Tian Chan joined Goizueta after completing his PhD in Technology and Operations Management from INSEAD. He also holds a MS degree in Management Science & Engineering from Stanford, and a BS degree in Mechanical Engineering from UC Berkeley. Previously he led technology and operations development projects at PSA International. His current research focuses on how collaboration between producers and consumers can generate or hinder innovation.
INSEAD: PhD, Technology and Operations Management 2016
Stanford University: MS, Management Science and Engineering 2003
University of California, Berkeley: BS, Mechanical Engineering 2002
Areas of Expertise (5)
Business Method Innovation in US Manufacturing and TradeManufacturing & Service Operations Management
T. H. Chan, A. Bharadwaj, D. Varadarajan
Anchored Differentiation: The Role of Temporal Distance in the Comparison and Evaluation of New Product DesignsOrganization Science
T. H. Chan, Y. G. Lee, H. J. Jung
The Emergence of Novel Product Uses: An Investigation of Exaptations in IKEA HacksManagement Science
T. H. Chan, S.-Y. Lim
Revisiting the Role of Collaboration in Creating Breakthrough InventionsManufacturing & Service Operations Management
T. H. Chan, J. Mihm, M. Sosa
In the News (4)
Unpacking the Innovation Process
Emory Business online
Have you ever looked at a table or chair, stool, or other household item and thought, “I can use this another way”? If you have, you might be an innovative hacker, someone who operates from a product-first search process, which is the opposite of the “classic” problem-solving method.
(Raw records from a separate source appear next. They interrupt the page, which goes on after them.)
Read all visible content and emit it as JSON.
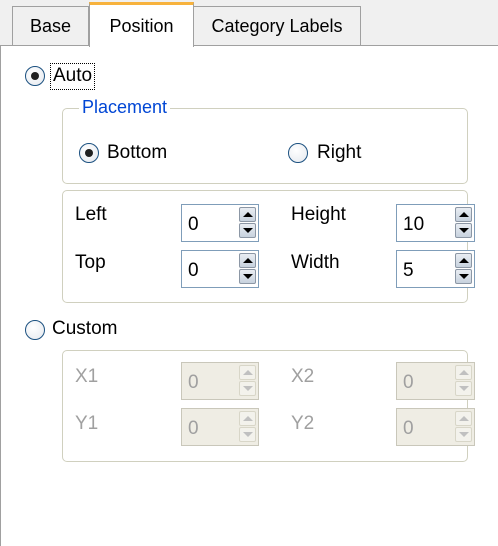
{
  "tabs": [
    {
      "label": "Base"
    },
    {
      "label": "Position"
    },
    {
      "label": "Category Labels"
    }
  ],
  "active_tab": "Position",
  "auto": {
    "label": "Auto",
    "selected": true
  },
  "placement": {
    "legend": "Placement",
    "bottom": {
      "label": "Bottom",
      "selected": true
    },
    "right": {
      "label": "Right",
      "selected": false
    }
  },
  "auto_fields": {
    "left": {
      "label": "Left",
      "value": "0"
    },
    "top": {
      "label": "Top",
      "value": "0"
    },
    "height": {
      "label": "Height",
      "value": "10"
    },
    "width": {
      "label": "Width",
      "value": "5"
    }
  },
  "custom": {
    "label": "Custom",
    "selected": false
  },
  "custom_fields": {
    "x1": {
      "label": "X1",
      "value": "0"
    },
    "y1": {
      "label": "Y1",
      "value": "0"
    },
    "x2": {
      "label": "X2",
      "value": "0"
    },
    "y2": {
      "label": "Y2",
      "value": "0"
    }
  },
  "colors": {
    "active_tab_accent": "#f7b23d",
    "group_legend": "#0046d5",
    "disabled_text": "#a0a0a0"
  }
}
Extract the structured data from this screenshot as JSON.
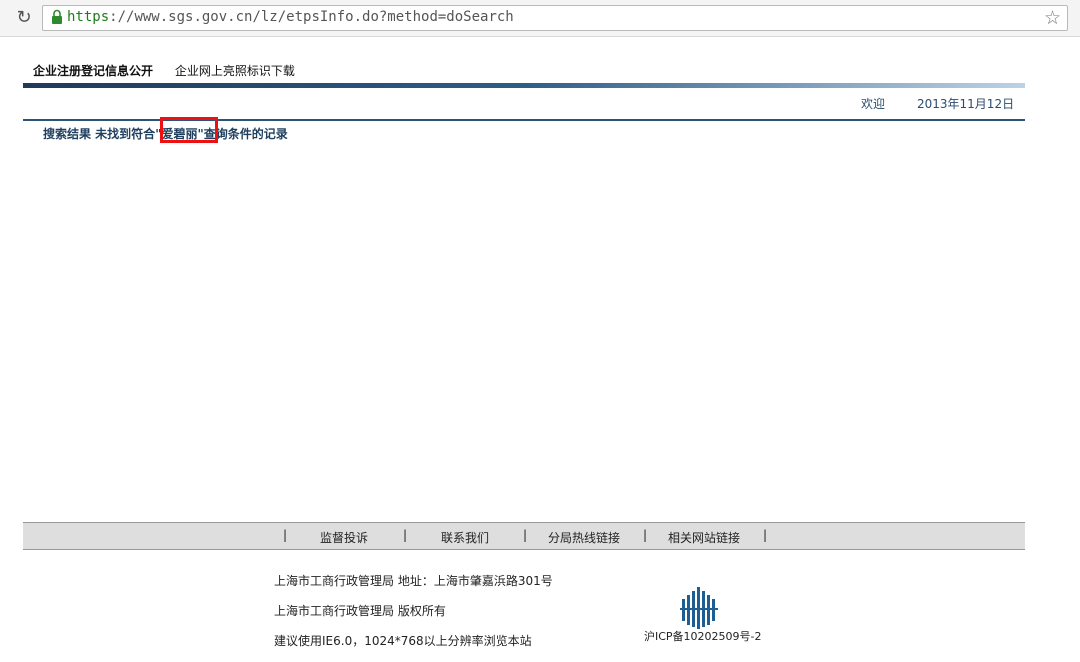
{
  "browser": {
    "url_protocol": "https",
    "url_rest": "://www.sgs.gov.cn/lz/etpsInfo.do?method=doSearch"
  },
  "nav": {
    "tab1": "企业注册登记信息公开",
    "tab2": "企业网上亮照标识下载"
  },
  "header": {
    "welcome": "欢迎",
    "date": "2013年11月12日"
  },
  "result": {
    "prefix": "搜索结果 未找到符合",
    "term": "\"爱碧丽\"",
    "suffix": "查询条件的记录"
  },
  "footer": {
    "sep": "|",
    "link1": "监督投诉",
    "link2": "联系我们",
    "link3": "分局热线链接",
    "link4": "相关网站链接",
    "address": "上海市工商行政管理局 地址：上海市肇嘉浜路301号",
    "copyright": "上海市工商行政管理局 版权所有",
    "advice": "建议使用IE6.0，1024*768以上分辨率浏览本站",
    "icp": "沪ICP备10202509号-2"
  },
  "colors": {
    "highlight": "#e11111",
    "nav_dark": "#1f3a5a"
  },
  "icons": [
    "reload-icon",
    "lock-icon",
    "bookmark-star-icon",
    "gov-logo-icon"
  ]
}
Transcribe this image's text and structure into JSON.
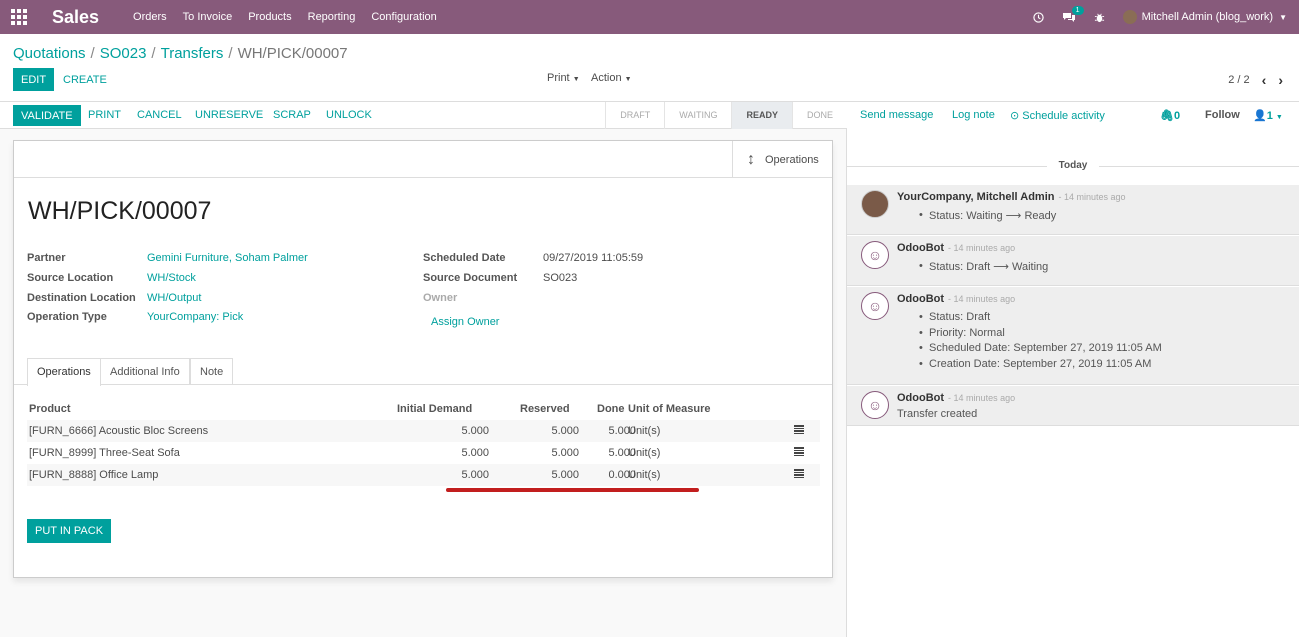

Tian Chan, assistant professor of information systems and operation management, worked with long-time friend and fellow researcher, Shi-Ying Lim, assistant professor of information systems and analytics at the National University of Singapore, to see if starting with a product generates more novelty (or uniqueness).
Most & Least Innovative States
How can state policymakers encourage and facilitate innovation? Innovation tends to have significantly positive geographical spillovers (meaning firms, institutions, or individuals at close locations benefit from frequent collaborations, sharing of ideas, etc.). So fostering/encouraging some kind of innovation hub (if none or few exist in the state) whereby such positive benefits of co-location can happen would be a good start. I also think that the presence of maker spaces or coding spaces where young kids can play and tinker with building products/software codes is useful to encourage innovation from a young age.
Successful products need to stand out … just not too much
Resoundingly Human online
Joining me to share their research in this area is Yonghoon Lee with The Hong Kong University of Science and Technology and Tian Chan with Emory University. Their study, “Anchored Differentiation: The Role of Temporal Distance in the Comparison and Evaluation of New Product Designs,” selected for publication in the INFORMS journal Organization Science, looks at how consumers evaluate new product designs and how this can benefit product designers.
When Individuals Are More Innovative Than Teams
Harvard Business Review online
"...However, our research has uncovered a factor that plays a key role in determining whether team outcomes will be superior to those of lone inventors: the structure of the invention — that is, the extent to which the invention can be broken down into separate components or 'modules.'"